There are, indeed, subtle but fairly consistent differences in the way Americans and Canadians pronounce some “ou” and “o” sounds, but certainly no one I’ve ever heard (except possibly in Newfoundland) ever pronounces “about” as anything even remotely close to “aboot”. To my mind we pronounce it pretty much the way it’s spelled, whereas Americans tend to intone it with more of an “a” sound, to my ear somewhat like it was spelled “abaut”. And then there’s “sorry”, which, when an American says it, sounds to Canadians like they are referring to the sari, a drape-like woman’s garment from India.
But a British person may not hear these subtleties.
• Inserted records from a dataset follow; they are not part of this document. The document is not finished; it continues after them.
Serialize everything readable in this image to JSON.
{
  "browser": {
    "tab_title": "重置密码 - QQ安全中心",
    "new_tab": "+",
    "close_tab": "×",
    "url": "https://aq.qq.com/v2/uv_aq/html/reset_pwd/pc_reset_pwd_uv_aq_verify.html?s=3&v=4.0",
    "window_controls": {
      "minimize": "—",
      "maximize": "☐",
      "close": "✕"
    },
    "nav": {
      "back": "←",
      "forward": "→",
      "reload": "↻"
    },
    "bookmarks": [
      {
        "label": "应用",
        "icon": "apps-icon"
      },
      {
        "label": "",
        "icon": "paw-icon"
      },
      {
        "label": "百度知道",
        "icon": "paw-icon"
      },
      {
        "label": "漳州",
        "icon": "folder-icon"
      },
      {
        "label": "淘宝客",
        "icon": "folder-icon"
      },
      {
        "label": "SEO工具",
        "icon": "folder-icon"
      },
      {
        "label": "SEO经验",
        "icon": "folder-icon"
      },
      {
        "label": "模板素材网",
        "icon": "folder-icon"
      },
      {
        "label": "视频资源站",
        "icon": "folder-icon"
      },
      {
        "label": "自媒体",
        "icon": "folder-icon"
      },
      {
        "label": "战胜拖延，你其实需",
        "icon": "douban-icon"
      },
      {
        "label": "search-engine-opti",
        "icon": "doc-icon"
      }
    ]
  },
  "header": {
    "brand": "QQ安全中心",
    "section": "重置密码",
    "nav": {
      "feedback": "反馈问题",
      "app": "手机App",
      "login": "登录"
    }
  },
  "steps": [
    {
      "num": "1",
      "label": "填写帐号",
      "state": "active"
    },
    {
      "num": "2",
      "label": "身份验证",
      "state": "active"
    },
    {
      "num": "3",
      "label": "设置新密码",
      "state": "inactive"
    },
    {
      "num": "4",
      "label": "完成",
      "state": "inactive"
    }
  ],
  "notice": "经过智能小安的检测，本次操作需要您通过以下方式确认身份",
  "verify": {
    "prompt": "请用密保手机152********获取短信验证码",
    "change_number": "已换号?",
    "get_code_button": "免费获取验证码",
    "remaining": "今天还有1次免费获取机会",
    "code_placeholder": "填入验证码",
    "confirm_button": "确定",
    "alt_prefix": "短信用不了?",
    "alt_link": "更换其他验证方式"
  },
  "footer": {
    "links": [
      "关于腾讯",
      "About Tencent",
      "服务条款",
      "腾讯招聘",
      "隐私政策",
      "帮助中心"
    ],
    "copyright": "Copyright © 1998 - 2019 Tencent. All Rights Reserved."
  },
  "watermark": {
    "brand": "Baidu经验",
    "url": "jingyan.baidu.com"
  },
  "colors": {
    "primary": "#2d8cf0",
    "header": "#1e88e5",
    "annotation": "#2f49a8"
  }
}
To them, Americans and Canadians are probably equally incomprehensible!
Oh! That’s a new one I never noticed. Americans (or at least the vast majority) don’t say it with an initial “sh” sound. For most of us (I don’t know if there are exceptions–but I wouldn’t be surprised if there are on the border), the initial cluster is /sk/ (“sk”) and not /ʃk/ (“shk”).
Indeed. I’m not entirely sure why that’s the approximation we settled on here. For those accents that have Canadian raising, it sounds more like “aboat” than “aboot.” In IPA, it’s /əˈbʌʊt/ or /əˈbəʊt/ or maybe even /əˈbɛʊt/. Think of the “OW” sound, except instead of starting it with an “AH”, start it with an “UH” or even an “EH” (though typically the former.) And it doesn’t happen everywhere. Not every “ow” sound gets raised. When I listen to NPR, I like to pick out the Canadians based on this diphthong.
When I’ve heard Canadians who pronounce “about” differently than Americans, it sounds more, to my ears, like “aboat” than “aboot.” (Though, I’ve met few, if any, Canadians from the far eastern provinces.)
And, yeah, most American dialects pronounce the final syllable like “bout” (as in a boxing match).
Sorry (or, if you prefer, sari). My apologies, that was just sloppy thinking/wording on my part. I was focused on the “shedule” variant omitting the “k” sound, but the most common variant in my experience, and the one that I use, is “skedule” – no initial “sh” sound. If I ever heard anyone say “shkedule”, I would assume they were drunk. I would probably say to them, in a Basil Fawlty voice, “What’s wrong with you?”